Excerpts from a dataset
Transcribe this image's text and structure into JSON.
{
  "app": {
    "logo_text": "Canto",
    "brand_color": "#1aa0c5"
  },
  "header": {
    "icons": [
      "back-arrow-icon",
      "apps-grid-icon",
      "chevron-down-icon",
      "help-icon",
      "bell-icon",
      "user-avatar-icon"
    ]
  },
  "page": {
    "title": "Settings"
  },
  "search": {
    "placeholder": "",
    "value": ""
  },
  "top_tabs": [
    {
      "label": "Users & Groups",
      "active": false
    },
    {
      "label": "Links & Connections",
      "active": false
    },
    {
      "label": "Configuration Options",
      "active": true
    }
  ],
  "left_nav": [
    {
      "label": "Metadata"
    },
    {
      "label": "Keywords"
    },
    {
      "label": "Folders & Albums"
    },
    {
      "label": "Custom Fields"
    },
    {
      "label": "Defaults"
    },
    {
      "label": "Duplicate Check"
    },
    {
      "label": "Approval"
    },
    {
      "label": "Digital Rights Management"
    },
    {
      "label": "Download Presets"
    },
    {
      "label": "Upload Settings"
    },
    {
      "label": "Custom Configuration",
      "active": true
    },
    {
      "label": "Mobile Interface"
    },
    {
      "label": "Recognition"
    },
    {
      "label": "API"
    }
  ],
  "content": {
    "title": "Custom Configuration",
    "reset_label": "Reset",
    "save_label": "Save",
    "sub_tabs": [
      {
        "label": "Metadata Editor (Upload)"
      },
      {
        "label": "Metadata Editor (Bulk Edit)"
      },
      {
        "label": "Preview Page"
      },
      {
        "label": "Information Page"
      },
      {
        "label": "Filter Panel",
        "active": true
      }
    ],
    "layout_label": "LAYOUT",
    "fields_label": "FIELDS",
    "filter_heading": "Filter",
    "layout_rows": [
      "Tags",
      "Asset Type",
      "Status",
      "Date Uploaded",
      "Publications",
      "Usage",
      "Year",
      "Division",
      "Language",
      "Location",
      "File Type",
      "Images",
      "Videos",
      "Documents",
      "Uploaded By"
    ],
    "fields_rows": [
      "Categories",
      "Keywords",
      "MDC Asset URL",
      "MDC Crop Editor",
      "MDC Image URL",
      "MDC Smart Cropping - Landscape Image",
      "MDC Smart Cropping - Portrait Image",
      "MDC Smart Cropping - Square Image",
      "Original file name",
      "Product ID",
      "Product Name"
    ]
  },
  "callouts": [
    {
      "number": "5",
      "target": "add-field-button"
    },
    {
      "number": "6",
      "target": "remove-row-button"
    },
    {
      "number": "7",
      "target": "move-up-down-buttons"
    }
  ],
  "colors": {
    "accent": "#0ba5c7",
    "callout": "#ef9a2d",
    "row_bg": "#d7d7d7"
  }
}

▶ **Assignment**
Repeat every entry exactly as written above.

▶ **Task solution**
Transcribe this image's text and structure into JSON.
{
  "app": {
    "logo_text": "Canto",
    "brand_color": "#1aa0c5"
  },
  "header": {
    "icons": [
      "back-arrow-icon",
      "apps-grid-icon",
      "chevron-down-icon",
      "help-icon",
      "bell-icon",
      "user-avatar-icon"
    ]
  },
  "page": {
    "title": "Settings"
  },
  "search": {
    "placeholder": "",
    "value": ""
  },
  "top_tabs": [
    {
      "label": "Users & Groups",
      "active": false
    },
    {
      "label": "Links & Connections",
      "active": false
    },
    {
      "label": "Configuration Options",
      "active": true
    }
  ],
  "left_nav": [
    {
      "label": "Metadata"
    },
    {
      "label": "Keywords"
    },
    {
      "label": "Folders & Albums"
    },
    {
      "label": "Custom Fields"
    },
    {
      "label": "Defaults"
    },
    {
      "label": "Duplicate Check"
    },
    {
      "label": "Approval"
    },
    {
      "label": "Digital Rights Management"
    },
    {
      "label": "Download Presets"
    },
    {
      "label": "Upload Settings"
    },
    {
      "label": "Custom Configuration",
      "active": true
    },
    {
      "label": "Mobile Interface"
    },
    {
      "label": "Recognition"
    },
    {
      "label": "API"
    }
  ],
  "content": {
    "title": "Custom Configuration",
    "reset_label": "Reset",
    "save_label": "Save",
    "sub_tabs": [
      {
        "label": "Metadata Editor (Upload)"
      },
      {
        "label": "Metadata Editor (Bulk Edit)"
      },
      {
        "label": "Preview Page"
      },
      {
        "label": "Information Page"
      },
      {
        "label": "Filter Panel",
        "active": true
      }
    ],
    "layout_label": "LAYOUT",
    "fields_label": "FIELDS",
    "filter_heading": "Filter",
    "layout_rows": [
      "Tags",
      "Asset Type",
      "Status",
      "Date Uploaded",
      "Publications",
      "Usage",
      "Year",
      "Division",
      "Language",
      "Location",
      "File Type",
      "Images",
      "Videos",
      "Documents",
      "Uploaded By"
    ],
    "fields_rows": [
      "Categories",
      "Keywords",
      "MDC Asset URL",
      "MDC Crop Editor",
      "MDC Image URL",
      "MDC Smart Cropping - Landscape Image",
      "MDC Smart Cropping - Portrait Image",
      "MDC Smart Cropping - Square Image",
      "Original file name",
      "Product ID",
      "Product Name"
    ]
  },
  "callouts": [
    {
      "number": "5",
      "target": "add-field-button"
    },
    {
      "number": "6",
      "target": "remove-row-button"
    },
    {
      "number": "7",
      "target": "move-up-down-buttons"
    }
  ],
  "colors": {
    "accent": "#0ba5c7",
    "callout": "#ef9a2d",
    "row_bg": "#d7d7d7"
  }
}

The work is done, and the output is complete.